[Collection entries]
+===+

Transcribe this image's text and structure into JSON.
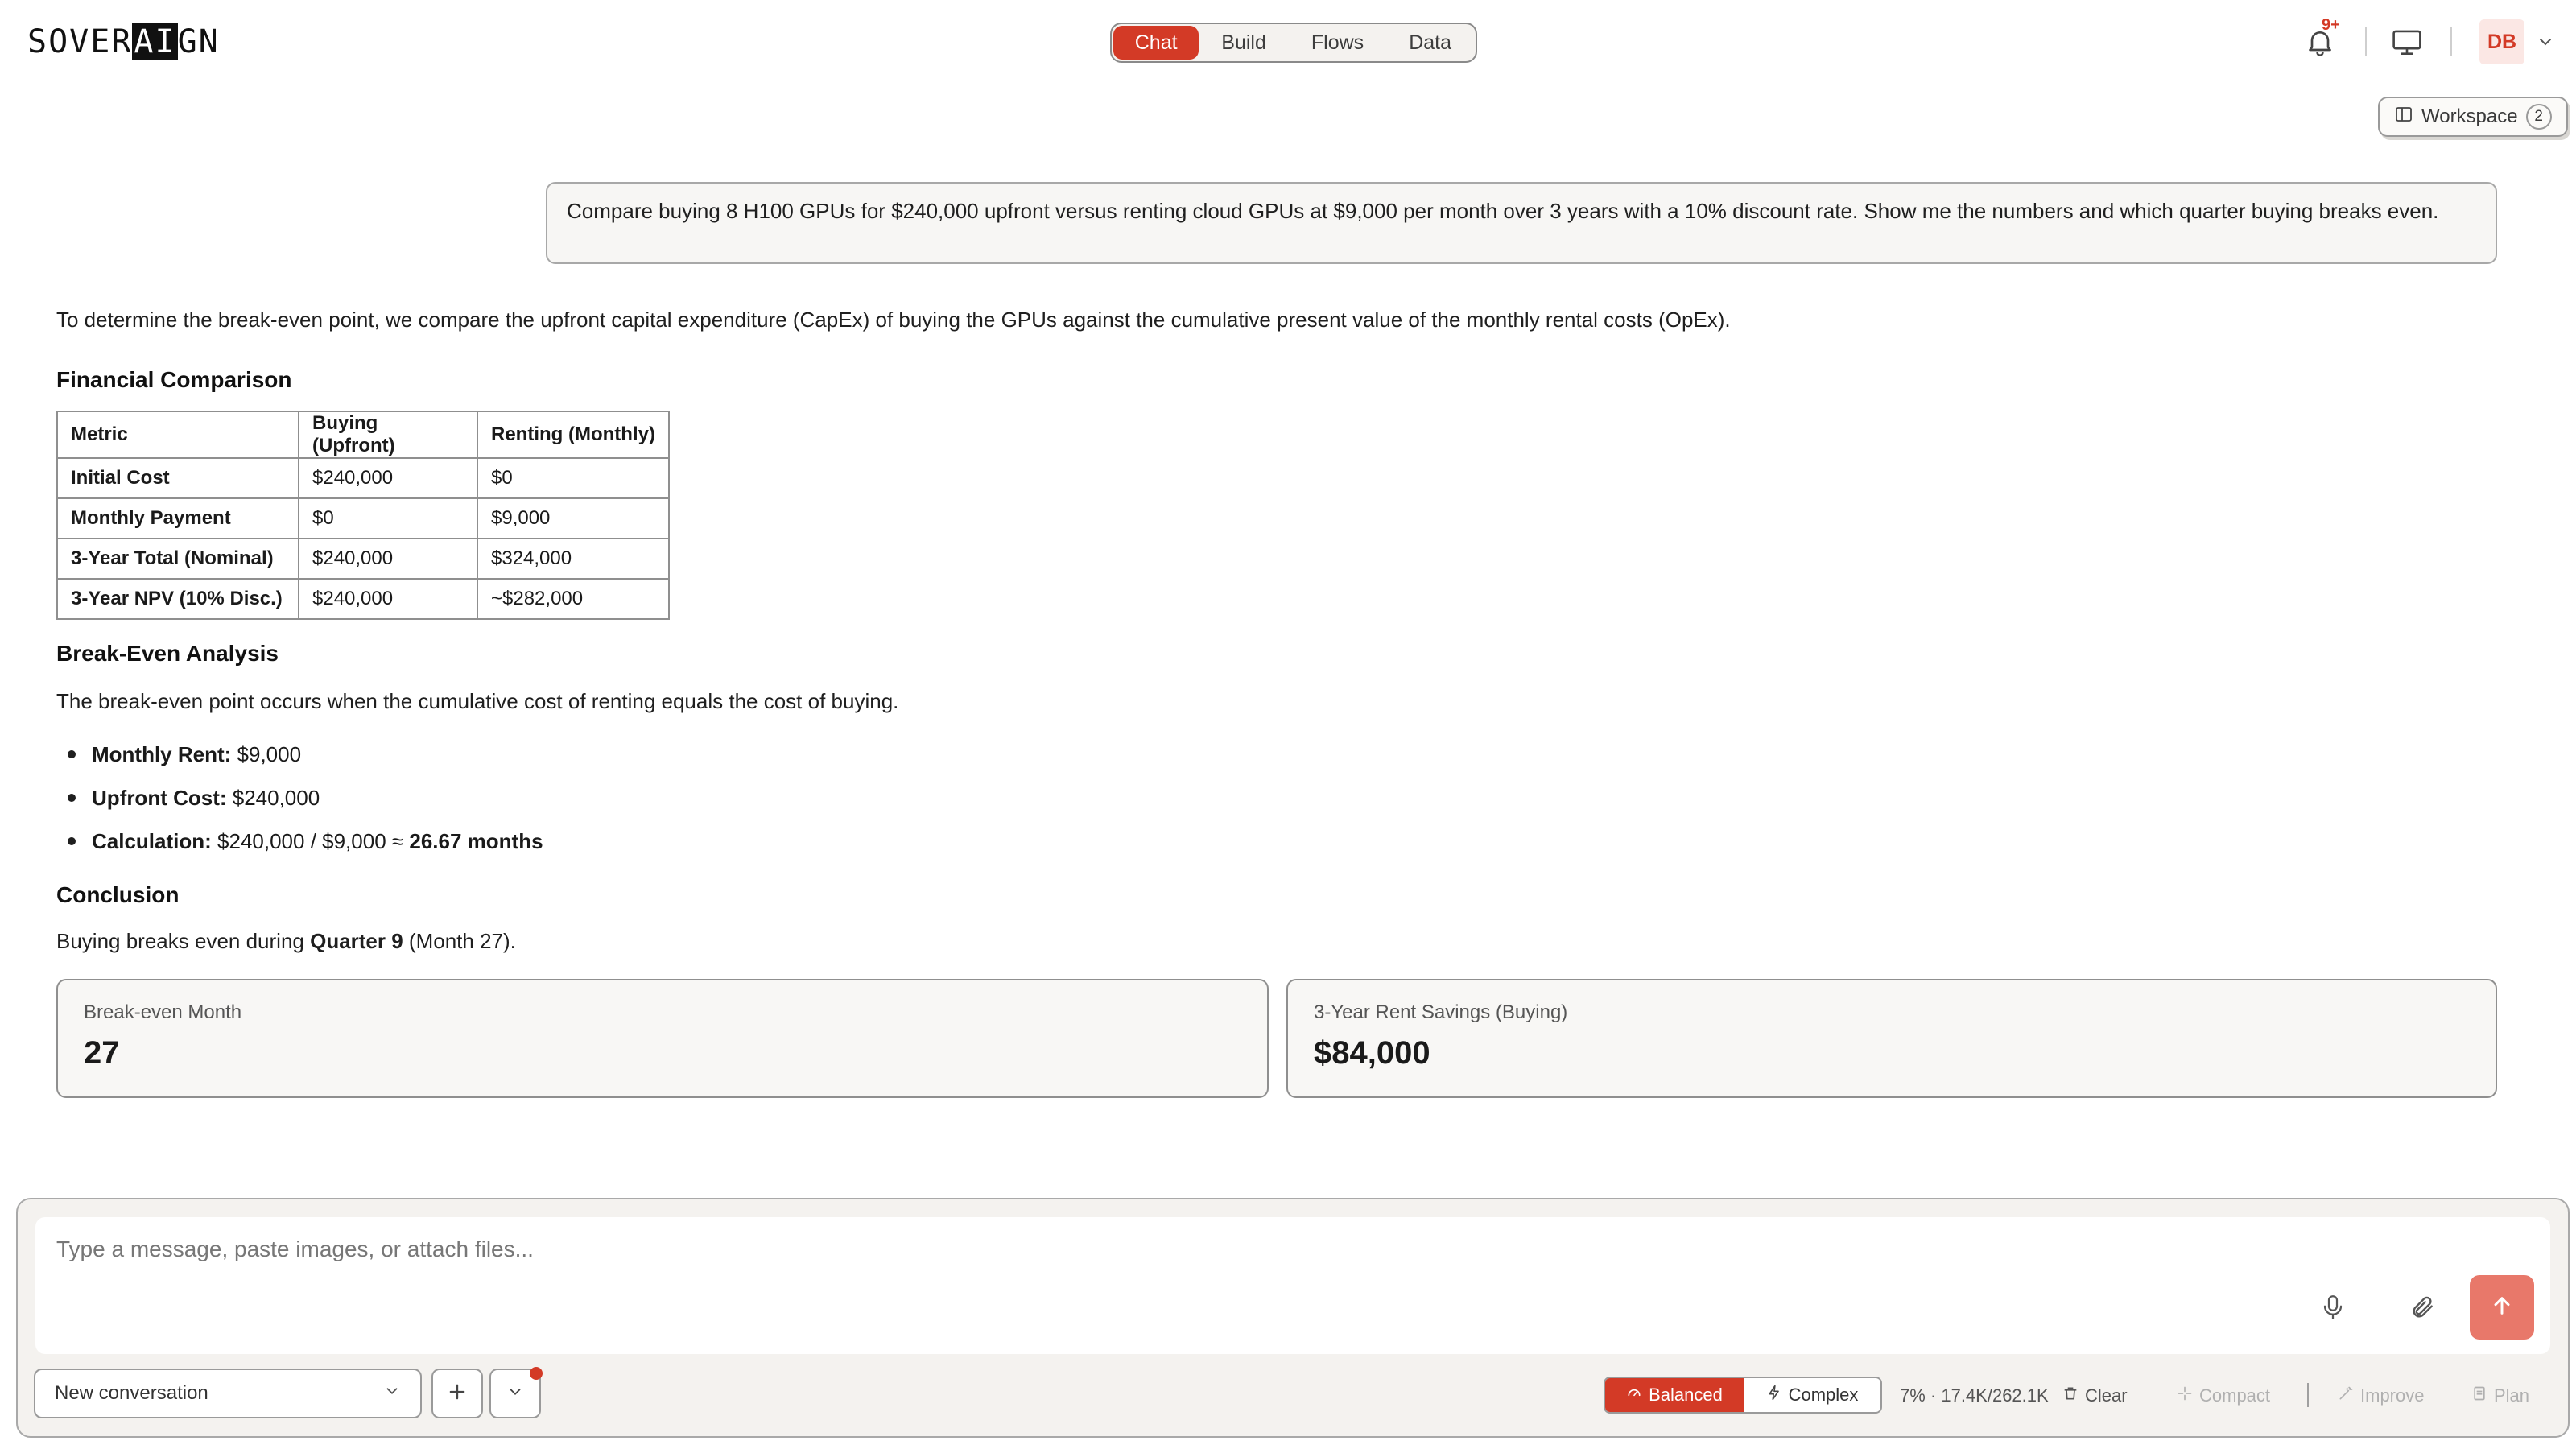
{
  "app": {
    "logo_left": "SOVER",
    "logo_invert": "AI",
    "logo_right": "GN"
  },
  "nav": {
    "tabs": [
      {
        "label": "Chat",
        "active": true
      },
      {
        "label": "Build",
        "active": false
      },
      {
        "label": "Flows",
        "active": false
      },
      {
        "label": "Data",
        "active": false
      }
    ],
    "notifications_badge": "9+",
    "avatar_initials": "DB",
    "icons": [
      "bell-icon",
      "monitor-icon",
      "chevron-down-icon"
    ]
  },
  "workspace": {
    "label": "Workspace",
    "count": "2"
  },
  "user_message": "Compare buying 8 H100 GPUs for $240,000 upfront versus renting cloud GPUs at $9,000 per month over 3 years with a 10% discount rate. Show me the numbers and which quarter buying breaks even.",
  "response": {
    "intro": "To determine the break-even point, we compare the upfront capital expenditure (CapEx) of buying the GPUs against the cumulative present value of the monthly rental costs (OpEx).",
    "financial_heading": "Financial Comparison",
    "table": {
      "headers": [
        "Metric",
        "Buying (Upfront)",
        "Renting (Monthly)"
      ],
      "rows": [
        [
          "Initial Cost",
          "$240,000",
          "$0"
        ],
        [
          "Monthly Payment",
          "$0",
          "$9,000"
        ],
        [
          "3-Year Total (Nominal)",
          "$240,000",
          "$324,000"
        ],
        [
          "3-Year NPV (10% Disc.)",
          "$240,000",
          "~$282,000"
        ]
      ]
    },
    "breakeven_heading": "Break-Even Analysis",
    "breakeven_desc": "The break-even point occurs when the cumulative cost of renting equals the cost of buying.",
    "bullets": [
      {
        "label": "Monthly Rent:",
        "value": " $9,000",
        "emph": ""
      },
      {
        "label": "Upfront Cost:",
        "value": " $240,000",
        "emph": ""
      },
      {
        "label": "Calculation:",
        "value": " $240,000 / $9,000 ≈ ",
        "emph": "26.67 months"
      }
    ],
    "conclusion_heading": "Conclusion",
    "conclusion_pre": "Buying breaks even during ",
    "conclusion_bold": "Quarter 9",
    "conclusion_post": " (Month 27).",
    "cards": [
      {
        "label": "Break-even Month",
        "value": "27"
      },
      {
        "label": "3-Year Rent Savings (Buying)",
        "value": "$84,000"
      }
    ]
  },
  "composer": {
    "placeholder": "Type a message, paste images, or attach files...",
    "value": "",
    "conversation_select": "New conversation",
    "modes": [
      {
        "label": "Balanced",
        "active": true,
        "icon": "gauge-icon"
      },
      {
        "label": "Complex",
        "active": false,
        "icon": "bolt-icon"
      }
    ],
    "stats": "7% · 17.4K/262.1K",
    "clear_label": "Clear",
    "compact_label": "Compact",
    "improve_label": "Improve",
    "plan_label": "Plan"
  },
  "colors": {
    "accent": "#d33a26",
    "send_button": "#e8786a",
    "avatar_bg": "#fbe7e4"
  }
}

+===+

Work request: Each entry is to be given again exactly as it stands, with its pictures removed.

Exercise result:
Transcribe this image's text and structure into JSON.
{
  "app": {
    "logo_left": "SOVER",
    "logo_invert": "AI",
    "logo_right": "GN"
  },
  "nav": {
    "tabs": [
      {
        "label": "Chat",
        "active": true
      },
      {
        "label": "Build",
        "active": false
      },
      {
        "label": "Flows",
        "active": false
      },
      {
        "label": "Data",
        "active": false
      }
    ],
    "notifications_badge": "9+",
    "avatar_initials": "DB",
    "icons": [
      "bell-icon",
      "monitor-icon",
      "chevron-down-icon"
    ]
  },
  "workspace": {
    "label": "Workspace",
    "count": "2"
  },
  "user_message": "Compare buying 8 H100 GPUs for $240,000 upfront versus renting cloud GPUs at $9,000 per month over 3 years with a 10% discount rate. Show me the numbers and which quarter buying breaks even.",
  "response": {
    "intro": "To determine the break-even point, we compare the upfront capital expenditure (CapEx) of buying the GPUs against the cumulative present value of the monthly rental costs (OpEx).",
    "financial_heading": "Financial Comparison",
    "table": {
      "headers": [
        "Metric",
        "Buying (Upfront)",
        "Renting (Monthly)"
      ],
      "rows": [
        [
          "Initial Cost",
          "$240,000",
          "$0"
        ],
        [
          "Monthly Payment",
          "$0",
          "$9,000"
        ],
        [
          "3-Year Total (Nominal)",
          "$240,000",
          "$324,000"
        ],
        [
          "3-Year NPV (10% Disc.)",
          "$240,000",
          "~$282,000"
        ]
      ]
    },
    "breakeven_heading": "Break-Even Analysis",
    "breakeven_desc": "The break-even point occurs when the cumulative cost of renting equals the cost of buying.",
    "bullets": [
      {
        "label": "Monthly Rent:",
        "value": " $9,000",
        "emph": ""
      },
      {
        "label": "Upfront Cost:",
        "value": " $240,000",
        "emph": ""
      },
      {
        "label": "Calculation:",
        "value": " $240,000 / $9,000 ≈ ",
        "emph": "26.67 months"
      }
    ],
    "conclusion_heading": "Conclusion",
    "conclusion_pre": "Buying breaks even during ",
    "conclusion_bold": "Quarter 9",
    "conclusion_post": " (Month 27).",
    "cards": [
      {
        "label": "Break-even Month",
        "value": "27"
      },
      {
        "label": "3-Year Rent Savings (Buying)",
        "value": "$84,000"
      }
    ]
  },
  "composer": {
    "placeholder": "Type a message, paste images, or attach files...",
    "value": "",
    "conversation_select": "New conversation",
    "modes": [
      {
        "label": "Balanced",
        "active": true,
        "icon": "gauge-icon"
      },
      {
        "label": "Complex",
        "active": false,
        "icon": "bolt-icon"
      }
    ],
    "stats": "7% · 17.4K/262.1K",
    "clear_label": "Clear",
    "compact_label": "Compact",
    "improve_label": "Improve",
    "plan_label": "Plan"
  },
  "colors": {
    "accent": "#d33a26",
    "send_button": "#e8786a",
    "avatar_bg": "#fbe7e4"
  }
}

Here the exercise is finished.